Each semester we meet for Journey week, the in-person first week of the semester before going online. Please describe Journey Week for someone interested in the KUCD MFA.
Imagine the most intense, soul-searching, eye-opening, mind-blowing-yet-sleep-deprived experience imaginable, where the only thing more powerful than the feeling of paralysis by uncertainty is the pull of curiosity. That’s pretty much Journey Week. And after the first one, it will be hard to wait for the next.

Fun fact about Bill
I’m about half way through my “see every continent” list.

I hear you have exciting news to share!

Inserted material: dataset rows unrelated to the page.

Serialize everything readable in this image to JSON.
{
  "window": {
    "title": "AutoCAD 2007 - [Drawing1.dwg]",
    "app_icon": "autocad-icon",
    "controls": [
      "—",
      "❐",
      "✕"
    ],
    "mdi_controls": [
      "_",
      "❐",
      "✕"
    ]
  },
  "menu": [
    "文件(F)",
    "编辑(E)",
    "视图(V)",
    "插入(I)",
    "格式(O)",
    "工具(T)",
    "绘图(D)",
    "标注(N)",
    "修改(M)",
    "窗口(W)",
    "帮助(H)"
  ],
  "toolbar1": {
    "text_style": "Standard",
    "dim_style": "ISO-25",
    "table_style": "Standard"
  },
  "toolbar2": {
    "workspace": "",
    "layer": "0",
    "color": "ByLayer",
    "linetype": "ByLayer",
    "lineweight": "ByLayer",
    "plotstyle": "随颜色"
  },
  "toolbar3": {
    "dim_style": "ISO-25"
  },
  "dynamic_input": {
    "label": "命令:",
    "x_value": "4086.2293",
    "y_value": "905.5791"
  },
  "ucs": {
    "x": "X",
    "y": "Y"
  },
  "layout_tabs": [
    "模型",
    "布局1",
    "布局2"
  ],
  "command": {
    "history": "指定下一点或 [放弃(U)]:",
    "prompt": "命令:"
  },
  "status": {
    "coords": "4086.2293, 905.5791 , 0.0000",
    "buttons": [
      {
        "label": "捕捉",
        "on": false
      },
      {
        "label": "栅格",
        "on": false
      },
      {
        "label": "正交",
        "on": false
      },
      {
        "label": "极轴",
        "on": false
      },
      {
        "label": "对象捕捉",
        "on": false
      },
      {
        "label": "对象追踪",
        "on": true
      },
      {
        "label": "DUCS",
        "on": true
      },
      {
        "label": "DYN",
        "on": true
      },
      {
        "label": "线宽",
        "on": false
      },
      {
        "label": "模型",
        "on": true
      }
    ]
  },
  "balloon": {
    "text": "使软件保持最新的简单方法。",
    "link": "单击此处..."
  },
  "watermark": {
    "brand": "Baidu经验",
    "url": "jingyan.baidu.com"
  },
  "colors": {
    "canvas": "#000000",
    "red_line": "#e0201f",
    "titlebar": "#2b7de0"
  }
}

Yes! I had my project titled Roger accepted for presentation at the University College and Designers Association’s (UCDA) annual Design Educator’s Summit at East Tennessee State University, Johnson City, Tennessee. The project was founded in the course Contemporary Topics and delved into the experiences, and neglect, of older users of tech. Here’s a small excerpt from the presentation: “Have we alienated, and are we continuing to alienate, older generations when it comes to the design of technology and interfaces? As designers and educators, we are responsible for bringing beneficial technology to the masses. We must ensure that the products we build are useful to everyone, including an aging population with an ever-broadening range of abilities, interests, and expectations; a fact that is sometimes forgotten by designers, including younger designers, tasked with creating for an older generation with an understanding of technology and skillset that differs vastly from their own.”

Thanks Bill!